Write every record out again exactly, and keep images out of it.

Entries from a dataset of interfaces
•••

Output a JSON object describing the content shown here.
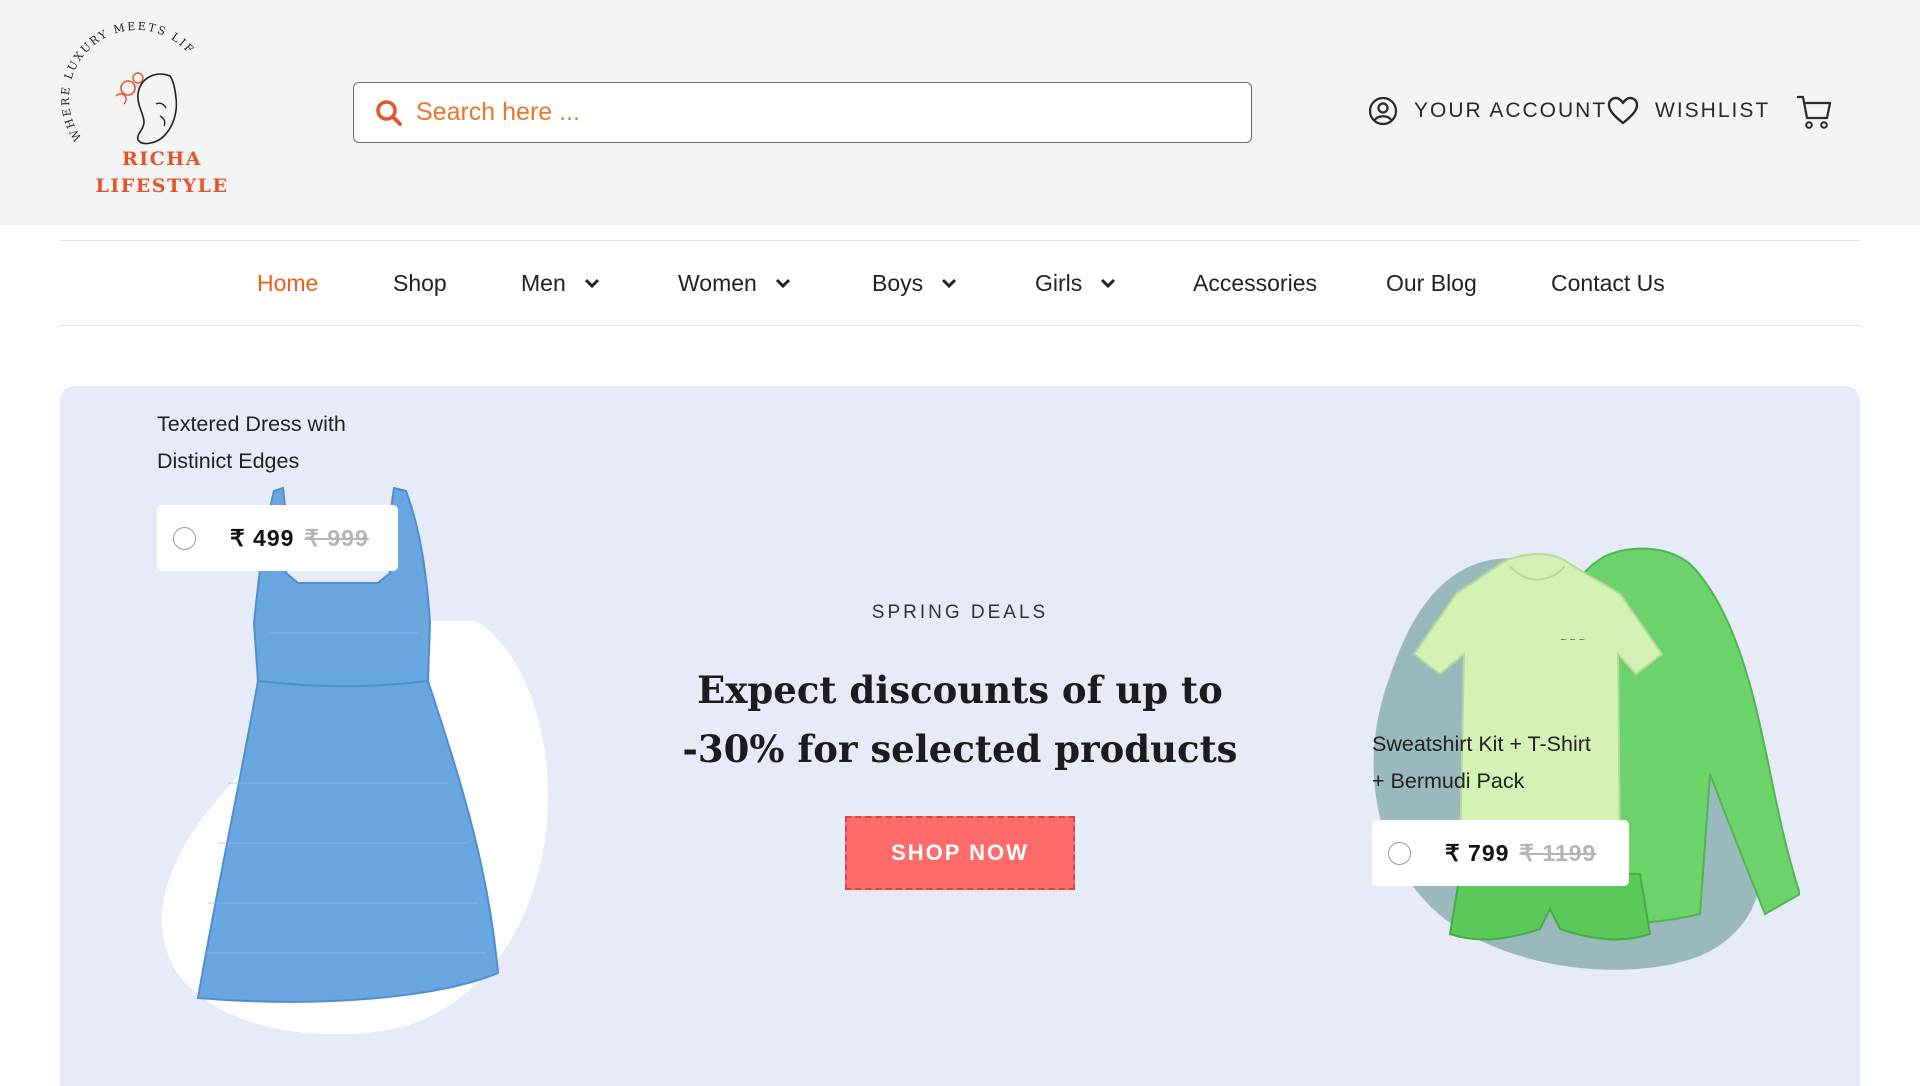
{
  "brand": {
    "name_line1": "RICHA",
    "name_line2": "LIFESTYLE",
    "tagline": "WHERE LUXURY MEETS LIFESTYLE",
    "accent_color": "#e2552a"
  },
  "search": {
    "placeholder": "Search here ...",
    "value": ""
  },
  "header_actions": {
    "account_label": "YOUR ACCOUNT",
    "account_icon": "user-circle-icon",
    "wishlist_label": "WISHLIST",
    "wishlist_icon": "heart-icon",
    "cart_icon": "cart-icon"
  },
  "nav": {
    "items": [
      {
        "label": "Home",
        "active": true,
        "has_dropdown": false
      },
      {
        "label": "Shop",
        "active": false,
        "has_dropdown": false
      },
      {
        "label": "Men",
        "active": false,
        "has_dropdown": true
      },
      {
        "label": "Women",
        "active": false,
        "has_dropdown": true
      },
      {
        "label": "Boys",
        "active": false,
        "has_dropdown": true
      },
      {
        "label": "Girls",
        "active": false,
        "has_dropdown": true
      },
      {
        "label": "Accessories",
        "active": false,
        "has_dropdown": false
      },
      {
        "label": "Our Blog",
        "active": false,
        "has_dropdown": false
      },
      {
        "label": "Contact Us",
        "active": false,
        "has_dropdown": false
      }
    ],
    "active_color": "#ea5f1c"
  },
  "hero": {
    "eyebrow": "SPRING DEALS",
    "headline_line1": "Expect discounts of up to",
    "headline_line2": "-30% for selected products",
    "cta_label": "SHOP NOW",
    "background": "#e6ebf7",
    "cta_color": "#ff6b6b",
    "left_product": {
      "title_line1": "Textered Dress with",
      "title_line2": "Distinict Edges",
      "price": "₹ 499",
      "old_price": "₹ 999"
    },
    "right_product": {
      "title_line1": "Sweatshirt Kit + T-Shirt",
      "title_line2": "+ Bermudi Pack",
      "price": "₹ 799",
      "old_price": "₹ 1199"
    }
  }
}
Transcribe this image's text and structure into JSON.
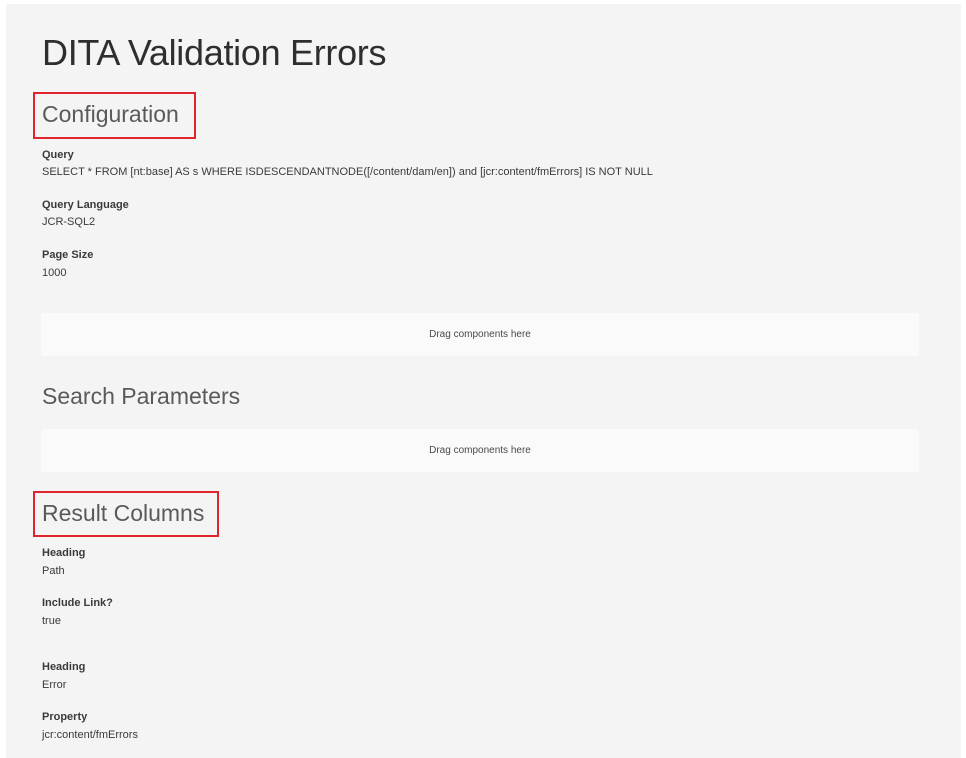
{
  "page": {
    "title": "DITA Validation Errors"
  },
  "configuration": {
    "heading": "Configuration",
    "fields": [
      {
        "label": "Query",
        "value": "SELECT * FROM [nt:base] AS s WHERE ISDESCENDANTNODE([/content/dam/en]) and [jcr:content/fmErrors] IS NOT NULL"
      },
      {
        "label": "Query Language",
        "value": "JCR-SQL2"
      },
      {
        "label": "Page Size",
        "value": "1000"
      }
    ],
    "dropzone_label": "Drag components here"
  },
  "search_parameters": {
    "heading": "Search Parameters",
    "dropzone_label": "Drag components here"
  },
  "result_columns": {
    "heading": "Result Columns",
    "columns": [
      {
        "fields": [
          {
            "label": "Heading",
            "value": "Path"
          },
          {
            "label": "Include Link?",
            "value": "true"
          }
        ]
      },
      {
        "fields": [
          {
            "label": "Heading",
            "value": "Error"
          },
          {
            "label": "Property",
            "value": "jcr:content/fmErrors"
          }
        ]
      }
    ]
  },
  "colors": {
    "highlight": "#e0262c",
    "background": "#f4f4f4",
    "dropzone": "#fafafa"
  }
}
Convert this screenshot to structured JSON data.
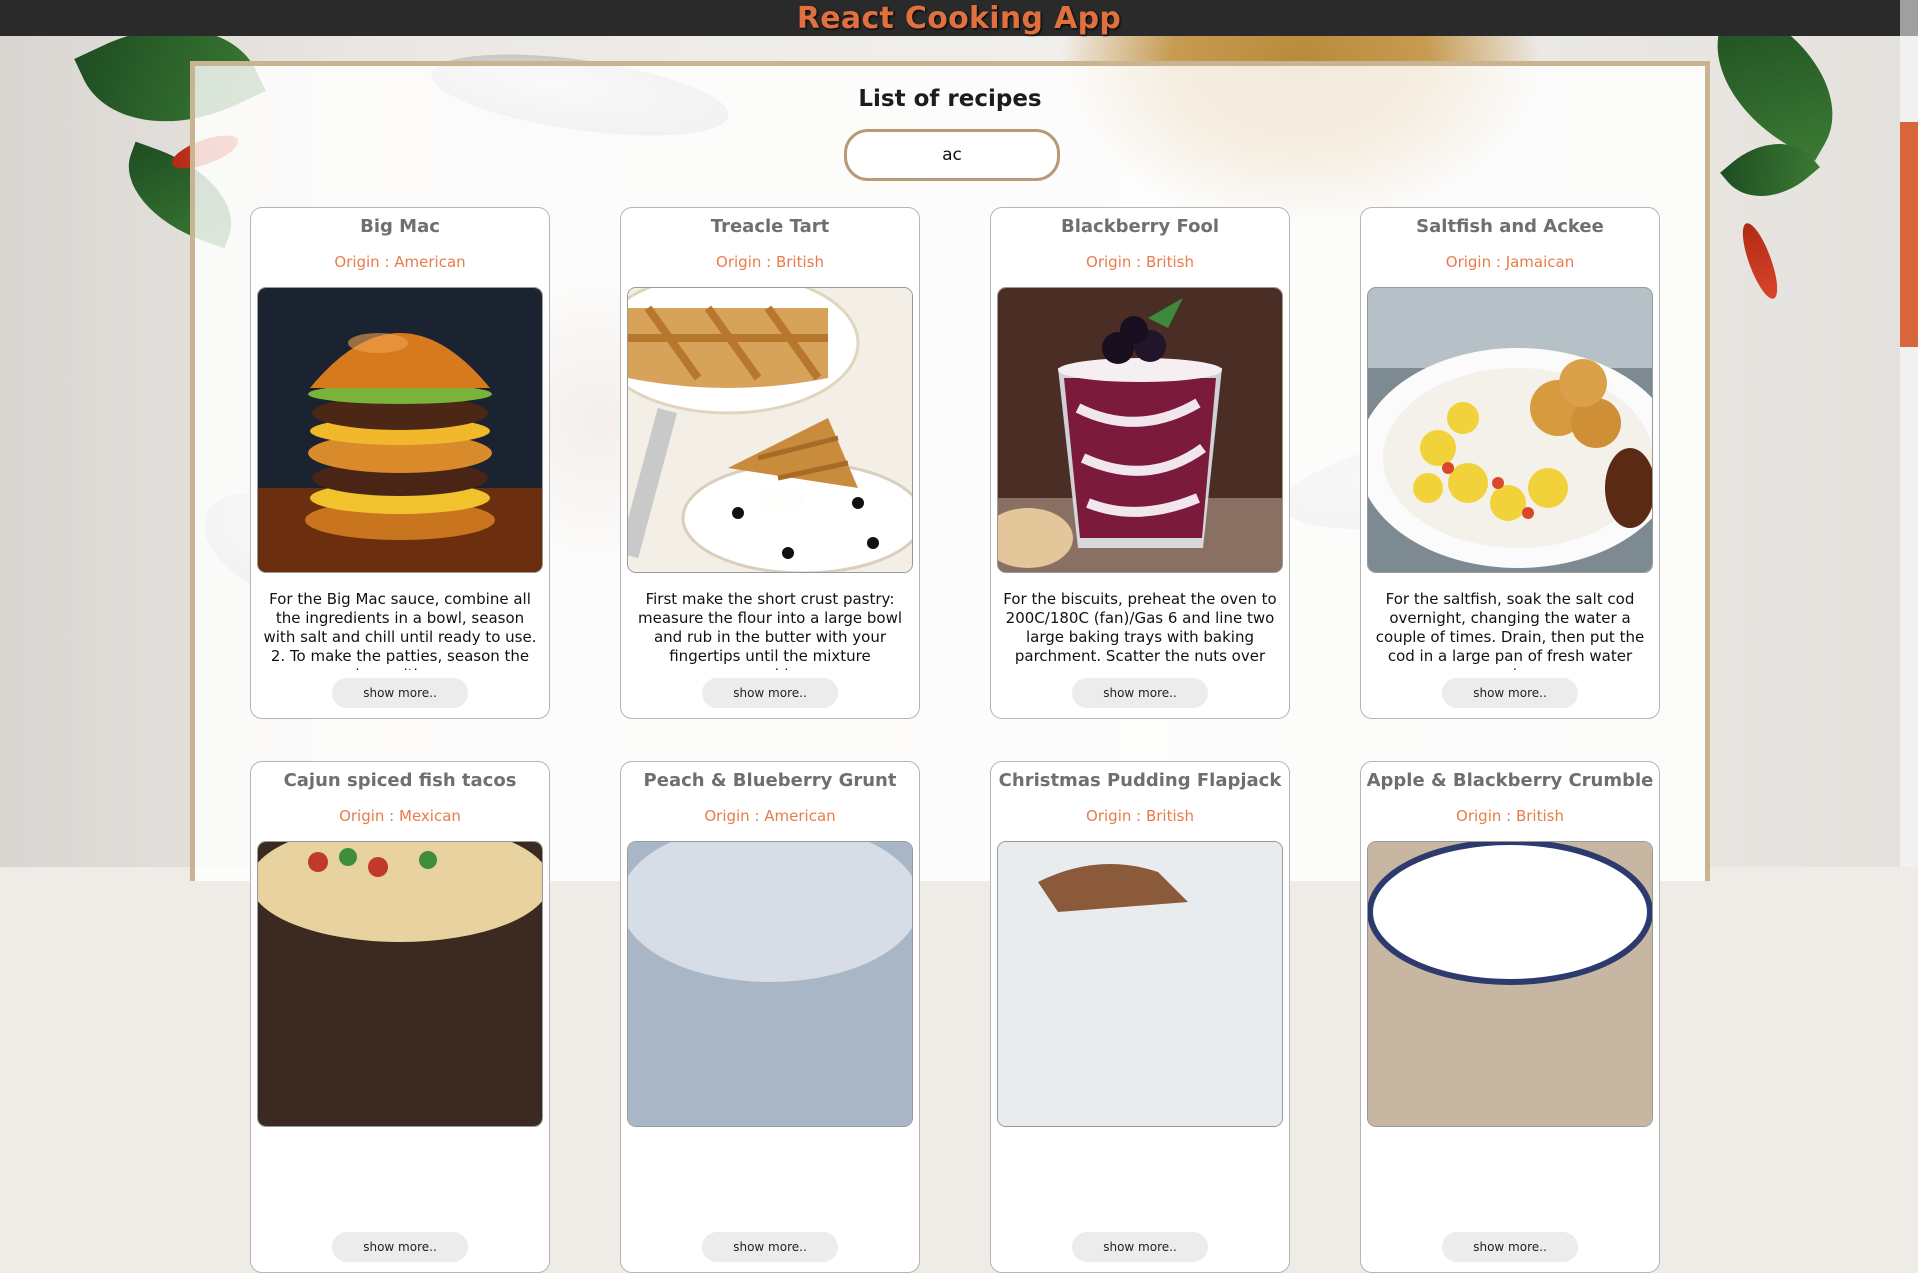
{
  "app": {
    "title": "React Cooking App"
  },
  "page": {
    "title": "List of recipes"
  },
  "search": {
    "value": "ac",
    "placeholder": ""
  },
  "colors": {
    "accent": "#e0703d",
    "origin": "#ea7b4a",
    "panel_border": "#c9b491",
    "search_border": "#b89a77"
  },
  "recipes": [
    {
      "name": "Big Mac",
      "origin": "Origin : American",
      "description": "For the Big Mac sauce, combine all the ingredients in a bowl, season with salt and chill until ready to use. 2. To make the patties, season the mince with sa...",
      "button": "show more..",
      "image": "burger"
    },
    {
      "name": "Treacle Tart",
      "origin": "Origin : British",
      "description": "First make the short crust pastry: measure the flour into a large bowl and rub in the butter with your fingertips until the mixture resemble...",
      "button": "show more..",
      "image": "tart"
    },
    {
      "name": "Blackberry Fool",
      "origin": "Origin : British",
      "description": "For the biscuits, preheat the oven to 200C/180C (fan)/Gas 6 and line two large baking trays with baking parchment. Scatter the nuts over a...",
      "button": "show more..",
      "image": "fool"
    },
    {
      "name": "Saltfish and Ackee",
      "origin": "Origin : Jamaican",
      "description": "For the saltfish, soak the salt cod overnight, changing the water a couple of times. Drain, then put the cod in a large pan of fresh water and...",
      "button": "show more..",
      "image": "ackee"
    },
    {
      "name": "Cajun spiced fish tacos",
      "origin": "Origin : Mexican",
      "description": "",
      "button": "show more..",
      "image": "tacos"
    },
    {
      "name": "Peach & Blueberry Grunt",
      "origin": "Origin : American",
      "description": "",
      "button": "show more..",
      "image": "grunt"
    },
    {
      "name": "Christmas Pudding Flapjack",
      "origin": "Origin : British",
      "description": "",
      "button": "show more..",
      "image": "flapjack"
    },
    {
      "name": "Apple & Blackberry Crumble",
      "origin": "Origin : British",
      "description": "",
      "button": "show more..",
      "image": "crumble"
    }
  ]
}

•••

- _Solved problem_:
Output a JSON object describing the content shown here.
{
  "brand": {
    "name_line1": "RICHA",
    "name_line2": "LIFESTYLE",
    "tagline": "WHERE LUXURY MEETS LIFESTYLE",
    "accent_color": "#e2552a"
  },
  "search": {
    "placeholder": "Search here ...",
    "value": ""
  },
  "header_actions": {
    "account_label": "YOUR ACCOUNT",
    "account_icon": "user-circle-icon",
    "wishlist_label": "WISHLIST",
    "wishlist_icon": "heart-icon",
    "cart_icon": "cart-icon"
  },
  "nav": {
    "items": [
      {
        "label": "Home",
        "active": true,
        "has_dropdown": false
      },
      {
        "label": "Shop",
        "active": false,
        "has_dropdown": false
      },
      {
        "label": "Men",
        "active": false,
        "has_dropdown": true
      },
      {
        "label": "Women",
        "active": false,
        "has_dropdown": true
      },
      {
        "label": "Boys",
        "active": false,
        "has_dropdown": true
      },
      {
        "label": "Girls",
        "active": false,
        "has_dropdown": true
      },
      {
        "label": "Accessories",
        "active": false,
        "has_dropdown": false
      },
      {
        "label": "Our Blog",
        "active": false,
        "has_dropdown": false
      },
      {
        "label": "Contact Us",
        "active": false,
        "has_dropdown": false
      }
    ],
    "active_color": "#ea5f1c"
  },
  "hero": {
    "eyebrow": "SPRING DEALS",
    "headline_line1": "Expect discounts of up to",
    "headline_line2": "-30% for selected products",
    "cta_label": "SHOP NOW",
    "background": "#e6ebf7",
    "cta_color": "#ff6b6b",
    "left_product": {
      "title_line1": "Textered Dress with",
      "title_line2": "Distinict Edges",
      "price": "₹ 499",
      "old_price": "₹ 999"
    },
    "right_product": {
      "title_line1": "Sweatshirt Kit + T-Shirt",
      "title_line2": "+ Bermudi Pack",
      "price": "₹ 799",
      "old_price": "₹ 1199"
    }
  }
}
Transcribe this image's text and structure into JSON.
{
  "page": {
    "title": "DITA Validation Errors"
  },
  "configuration": {
    "heading": "Configuration",
    "fields": [
      {
        "label": "Query",
        "value": "SELECT * FROM [nt:base] AS s WHERE ISDESCENDANTNODE([/content/dam/en]) and [jcr:content/fmErrors] IS NOT NULL"
      },
      {
        "label": "Query Language",
        "value": "JCR-SQL2"
      },
      {
        "label": "Page Size",
        "value": "1000"
      }
    ],
    "dropzone_label": "Drag components here"
  },
  "search_parameters": {
    "heading": "Search Parameters",
    "dropzone_label": "Drag components here"
  },
  "result_columns": {
    "heading": "Result Columns",
    "columns": [
      {
        "fields": [
          {
            "label": "Heading",
            "value": "Path"
          },
          {
            "label": "Include Link?",
            "value": "true"
          }
        ]
      },
      {
        "fields": [
          {
            "label": "Heading",
            "value": "Error"
          },
          {
            "label": "Property",
            "value": "jcr:content/fmErrors"
          }
        ]
      }
    ]
  },
  "colors": {
    "highlight": "#e0262c",
    "background": "#f4f4f4",
    "dropzone": "#fafafa"
  }
}
Convert this screenshot to structured JSON data.
{
  "app": {
    "title": "React Cooking App"
  },
  "page": {
    "title": "List of recipes"
  },
  "search": {
    "value": "ac",
    "placeholder": ""
  },
  "colors": {
    "accent": "#e0703d",
    "origin": "#ea7b4a",
    "panel_border": "#c9b491",
    "search_border": "#b89a77"
  },
  "recipes": [
    {
      "name": "Big Mac",
      "origin": "Origin : American",
      "description": "For the Big Mac sauce, combine all the ingredients in a bowl, season with salt and chill until ready to use. 2. To make the patties, season the mince with sa...",
      "button": "show more..",
      "image": "burger"
    },
    {
      "name": "Treacle Tart",
      "origin": "Origin : British",
      "description": "First make the short crust pastry: measure the flour into a large bowl and rub in the butter with your fingertips until the mixture resemble...",
      "button": "show more..",
      "image": "tart"
    },
    {
      "name": "Blackberry Fool",
      "origin": "Origin : British",
      "description": "For the biscuits, preheat the oven to 200C/180C (fan)/Gas 6 and line two large baking trays with baking parchment. Scatter the nuts over a...",
      "button": "show more..",
      "image": "fool"
    },
    {
      "name": "Saltfish and Ackee",
      "origin": "Origin : Jamaican",
      "description": "For the saltfish, soak the salt cod overnight, changing the water a couple of times. Drain, then put the cod in a large pan of fresh water and...",
      "button": "show more..",
      "image": "ackee"
    },
    {
      "name": "Cajun spiced fish tacos",
      "origin": "Origin : Mexican",
      "description": "",
      "button": "show more..",
      "image": "tacos"
    },
    {
      "name": "Peach & Blueberry Grunt",
      "origin": "Origin : American",
      "description": "",
      "button": "show more..",
      "image": "grunt"
    },
    {
      "name": "Christmas Pudding Flapjack",
      "origin": "Origin : British",
      "description": "",
      "button": "show more..",
      "image": "flapjack"
    },
    {
      "name": "Apple & Blackberry Crumble",
      "origin": "Origin : British",
      "description": "",
      "button": "show more..",
      "image": "crumble"
    }
  ]
}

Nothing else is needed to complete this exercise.